We have coined many sayings over time that connect our guts to our emotions, and, as it turns out, they are accurate for a surprising reason. Researchers at ETH Zurich have identified how “gut instincts coming up to the brain via the vagus nerve are linked to different responses to fear.” (Bergland, 2014) Eighty to ninety percent of the communications that take place between your gut and your brain go in that direction via the vagal nerve, not the other way around. In fact, your digestive tract houses your enteric nervous system (your second brain,) which contains more neurons than your spine.
Your digestive tract is also the place where most of your feel-good neurotransmitters are made.
- Gut bacteria create ninety percent of your serotonin (responsible for regulating your mood, digestion, sleep, and more.)
- Gut bacteria increase the GABA receptors in your brain; GABA alleviates mood disorders.
- Gut microbes make up to fifty percent of your pleasure and reward dopamine.
Here are five quick tips that will help you nourish your brain and gut.
Eat A Diverse Diet

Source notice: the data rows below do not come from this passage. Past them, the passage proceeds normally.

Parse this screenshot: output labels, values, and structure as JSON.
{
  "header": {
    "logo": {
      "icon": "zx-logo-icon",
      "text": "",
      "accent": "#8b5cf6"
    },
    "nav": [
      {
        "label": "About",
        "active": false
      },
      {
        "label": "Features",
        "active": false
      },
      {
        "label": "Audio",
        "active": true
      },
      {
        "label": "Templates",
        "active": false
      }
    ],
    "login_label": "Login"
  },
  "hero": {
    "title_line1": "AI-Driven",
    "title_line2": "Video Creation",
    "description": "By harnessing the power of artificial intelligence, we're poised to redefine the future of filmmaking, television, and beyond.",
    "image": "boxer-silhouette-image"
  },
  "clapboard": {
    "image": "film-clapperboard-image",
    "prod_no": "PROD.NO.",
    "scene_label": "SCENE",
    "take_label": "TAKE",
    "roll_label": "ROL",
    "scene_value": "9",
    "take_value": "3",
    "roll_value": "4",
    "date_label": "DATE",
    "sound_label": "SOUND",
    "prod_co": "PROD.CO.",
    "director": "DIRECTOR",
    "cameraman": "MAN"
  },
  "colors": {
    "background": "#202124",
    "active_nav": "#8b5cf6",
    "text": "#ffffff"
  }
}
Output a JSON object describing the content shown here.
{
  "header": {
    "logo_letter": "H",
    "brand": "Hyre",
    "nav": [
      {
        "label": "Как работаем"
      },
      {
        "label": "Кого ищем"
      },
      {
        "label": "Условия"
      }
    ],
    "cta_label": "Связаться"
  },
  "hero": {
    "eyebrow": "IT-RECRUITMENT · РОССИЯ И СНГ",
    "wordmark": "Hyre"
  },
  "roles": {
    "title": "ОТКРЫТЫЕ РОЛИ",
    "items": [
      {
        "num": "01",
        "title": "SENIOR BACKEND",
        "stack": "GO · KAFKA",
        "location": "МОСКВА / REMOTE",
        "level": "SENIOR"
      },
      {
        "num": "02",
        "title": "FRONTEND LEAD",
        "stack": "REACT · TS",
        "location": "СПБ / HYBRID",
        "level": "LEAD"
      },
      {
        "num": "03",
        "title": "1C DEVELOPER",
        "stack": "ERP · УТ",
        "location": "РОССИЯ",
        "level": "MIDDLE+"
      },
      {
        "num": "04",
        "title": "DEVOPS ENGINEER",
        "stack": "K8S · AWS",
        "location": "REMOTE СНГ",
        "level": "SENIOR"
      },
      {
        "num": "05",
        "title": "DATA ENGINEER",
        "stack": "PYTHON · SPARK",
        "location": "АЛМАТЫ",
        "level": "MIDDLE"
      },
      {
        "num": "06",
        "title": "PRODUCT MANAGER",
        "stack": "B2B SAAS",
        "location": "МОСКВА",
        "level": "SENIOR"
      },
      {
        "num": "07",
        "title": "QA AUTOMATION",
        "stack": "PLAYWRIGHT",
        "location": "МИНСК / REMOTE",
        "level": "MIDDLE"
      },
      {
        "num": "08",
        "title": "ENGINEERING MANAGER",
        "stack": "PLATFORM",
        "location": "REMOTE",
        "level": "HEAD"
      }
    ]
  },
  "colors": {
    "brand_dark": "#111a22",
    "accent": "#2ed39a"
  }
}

Eat a diverse diet to promote healthy gut bacteria. The foods in the center aisles of the grocery store mostly contain the same six ingredients: dairy, wheat, corn, soy, unhealthy fats, and sugar. In fact, approximately 75% of the world’s foods consist of only 12 plant and 5 animal species. So, in order to find more variety, shop the perimeter of the store. Make easy choices like rainbow carrots instead of only orange ones, or green or purple cauliflower, instead of just white. Also, stock up on fermented veggies (like sauerkraut) and take a probiotic if you need to.
Avoid Fast Foods and Pesticides
Diets low in fiber and high in fats and simple carbs, which make up most of our fast foods, can seriously alter gut bacteria for generations to come. In other words, the health of your children and grandchildren depends on the choices you make today. Pesticides alter the gut microbiome, setting the stage for leaky gut and autoimmune disease. They dissolve the protein staples responsible for the integrity of your digestive tract, leaving microscopic holes in it. They are also associated with obesity and insulin resistance, two factors that correlate with cognitive impairment. In addition to a lifetime of chronic disease, pesticides and fast foods set the stage for multiple brain health problems.
Get Enough Vitamin B Complex
Vitamin B Complex is a crucial co-factor in the manufacture of neurotransmitters. Likewise, it is also necessary for the production of stomach acid, which breaks down the proteins that form your neurotransmitters. Low B Vitamins can cause cognitive decline, Alzheimer’s, and depression.
Eat Healthy Fats
Your brain is sixty percent fat. Omega-3 fats like EPA and DHA are essential for a healthy mood and brain. EPA helps to regulate mood, and DHA is to your brain as calcium is to your bones. Healthy fats also shield your myelin sheaths, protecting your nerves so that your internal wiring doesn’t get crossed.
Diagnose and Treat Gut Conditions
Diseases of the digestive tract like SIBO, H. Pylori, Candida Overgrowth, Leaky Gut, Irritable Bowel Syndrome, and Crohn’s Disease all cause cognitive distress. They can result in brain fog, forgetfulness, confusion, and frustration. Incorporate the first four changes but don’t neglect the health of your digestive tract. Diagnosing and treating diseases leads to better brain health.
If you want a healthy mind, taking care of your second brain should be a no-brainer. Following these simple steps could unleash a bright and beautiful future for you!